• What is being asked:
Using the data that follows, give the number of lines in which the word "Доходы" occurs. Write only the number.

[[ Information open ]]

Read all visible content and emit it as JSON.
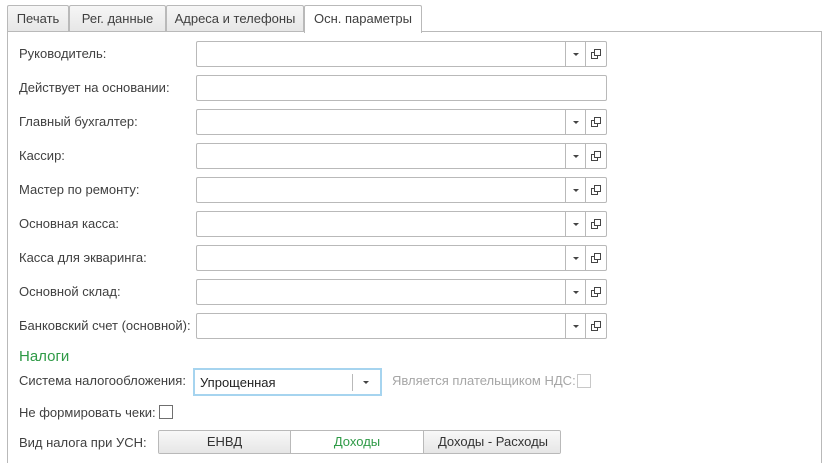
{
  "tabs": [
    {
      "label": "Печать"
    },
    {
      "label": "Рег. данные"
    },
    {
      "label": "Адреса и телефоны"
    },
    {
      "label": "Осн. параметры"
    }
  ],
  "fields": {
    "head": {
      "label": "Руководитель:",
      "value": ""
    },
    "basis": {
      "label": "Действует на основании:",
      "value": ""
    },
    "chief_accountant": {
      "label": "Главный бухгалтер:",
      "value": ""
    },
    "cashier": {
      "label": "Кассир:",
      "value": ""
    },
    "repair_master": {
      "label": "Мастер по ремонту:",
      "value": ""
    },
    "main_cash": {
      "label": "Основная касса:",
      "value": ""
    },
    "acquiring_cash": {
      "label": "Касса для экваринга:",
      "value": ""
    },
    "main_warehouse": {
      "label": "Основной склад:",
      "value": ""
    },
    "bank_account": {
      "label": "Банковский счет (основной):",
      "value": ""
    }
  },
  "taxes": {
    "title": "Налоги",
    "system_label": "Система налогообложения:",
    "system_value": "Упрощенная",
    "vat_payer_label": "Является плательщиком НДС:",
    "vat_payer_checked": false,
    "no_receipts_label": "Не формировать чеки:",
    "no_receipts_checked": false,
    "usn_label": "Вид налога при УСН:",
    "usn_options": [
      "ЕНВД",
      "Доходы",
      "Доходы - Расходы"
    ],
    "usn_selected": "Доходы"
  },
  "colors": {
    "accent_green": "#2e9a46",
    "focus_border": "#a6d4ef",
    "border": "#b9b9b9"
  }
}
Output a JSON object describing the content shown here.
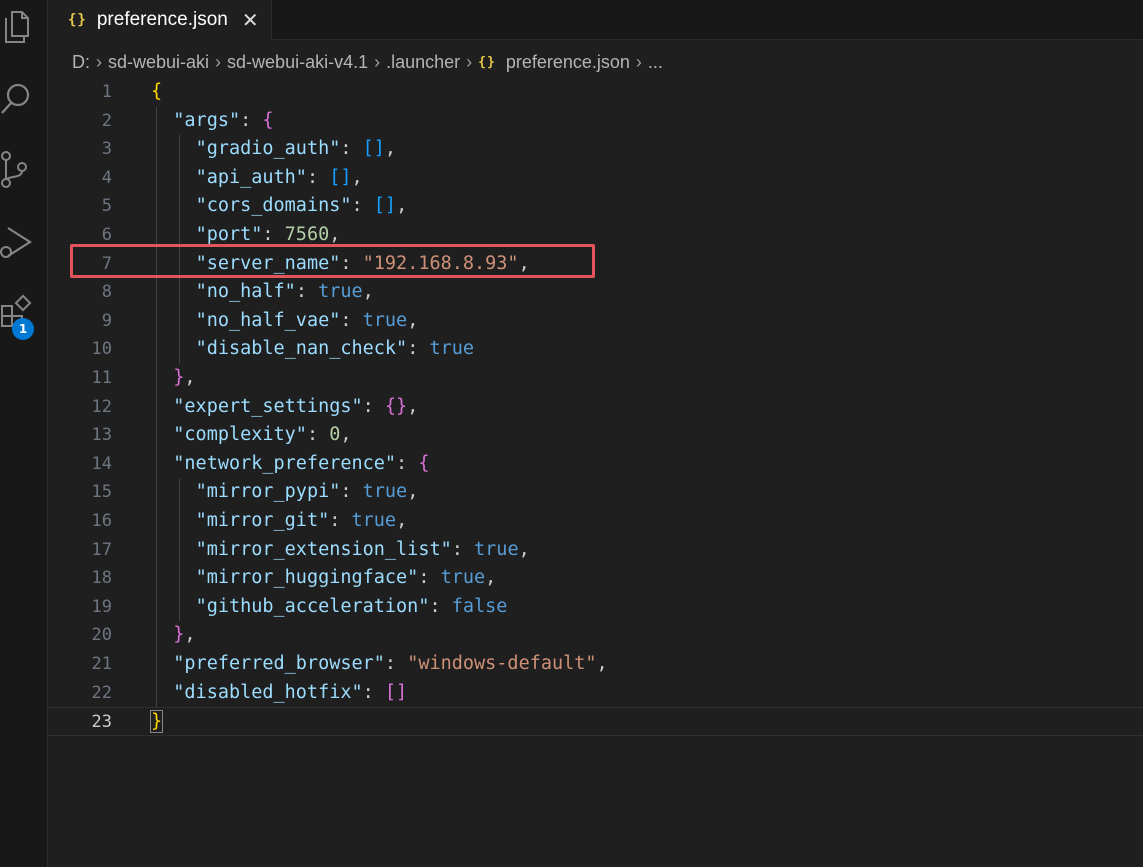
{
  "tab": {
    "icon": "json-braces-icon",
    "label": "preference.json",
    "close": "✕"
  },
  "breadcrumb": {
    "drive": "D:",
    "folder1": "sd-webui-aki",
    "folder2": "sd-webui-aki-v4.1",
    "folder3": ".launcher",
    "file": "preference.json",
    "more": "..."
  },
  "activity_bar": {
    "icons": [
      "explorer-icon",
      "search-icon",
      "source-control-icon",
      "run-debug-icon",
      "extensions-icon"
    ],
    "extensions_badge": "1"
  },
  "editor": {
    "active_line": 23,
    "highlighted_line": 7,
    "line_numbers": [
      "1",
      "2",
      "3",
      "4",
      "5",
      "6",
      "7",
      "8",
      "9",
      "10",
      "11",
      "12",
      "13",
      "14",
      "15",
      "16",
      "17",
      "18",
      "19",
      "20",
      "21",
      "22",
      "23"
    ],
    "tokens": {
      "l1": "{",
      "l2": [
        "\"args\"",
        ": ",
        "{"
      ],
      "l3": [
        "\"gradio_auth\"",
        ": ",
        "[]",
        ","
      ],
      "l4": [
        "\"api_auth\"",
        ": ",
        "[]",
        ","
      ],
      "l5": [
        "\"cors_domains\"",
        ": ",
        "[]",
        ","
      ],
      "l6": [
        "\"port\"",
        ": ",
        "7560",
        ","
      ],
      "l7": [
        "\"server_name\"",
        ": ",
        "\"192.168.8.93\"",
        ","
      ],
      "l8": [
        "\"no_half\"",
        ": ",
        "true",
        ","
      ],
      "l9": [
        "\"no_half_vae\"",
        ": ",
        "true",
        ","
      ],
      "l10": [
        "\"disable_nan_check\"",
        ": ",
        "true"
      ],
      "l11": [
        "}",
        ","
      ],
      "l12": [
        "\"expert_settings\"",
        ": ",
        "{}",
        ","
      ],
      "l13": [
        "\"complexity\"",
        ": ",
        "0",
        ","
      ],
      "l14": [
        "\"network_preference\"",
        ": ",
        "{"
      ],
      "l15": [
        "\"mirror_pypi\"",
        ": ",
        "true",
        ","
      ],
      "l16": [
        "\"mirror_git\"",
        ": ",
        "true",
        ","
      ],
      "l17": [
        "\"mirror_extension_list\"",
        ": ",
        "true",
        ","
      ],
      "l18": [
        "\"mirror_huggingface\"",
        ": ",
        "true",
        ","
      ],
      "l19": [
        "\"github_acceleration\"",
        ": ",
        "false"
      ],
      "l20": [
        "}",
        ","
      ],
      "l21": [
        "\"preferred_browser\"",
        ": ",
        "\"windows-default\"",
        ","
      ],
      "l22": [
        "\"disabled_hotfix\"",
        ": ",
        "[]"
      ],
      "l23": "}"
    }
  },
  "colors": {
    "key": "#9cdcfe",
    "string": "#ce9178",
    "number": "#b5cea8",
    "boolean": "#569cd6",
    "bracket_level1": "#ffd700",
    "bracket_level2": "#da70d6",
    "bracket_level3": "#179fff",
    "highlight_box": "#e5545a",
    "badge": "#0078d4"
  }
}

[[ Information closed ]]

• Task solution:
3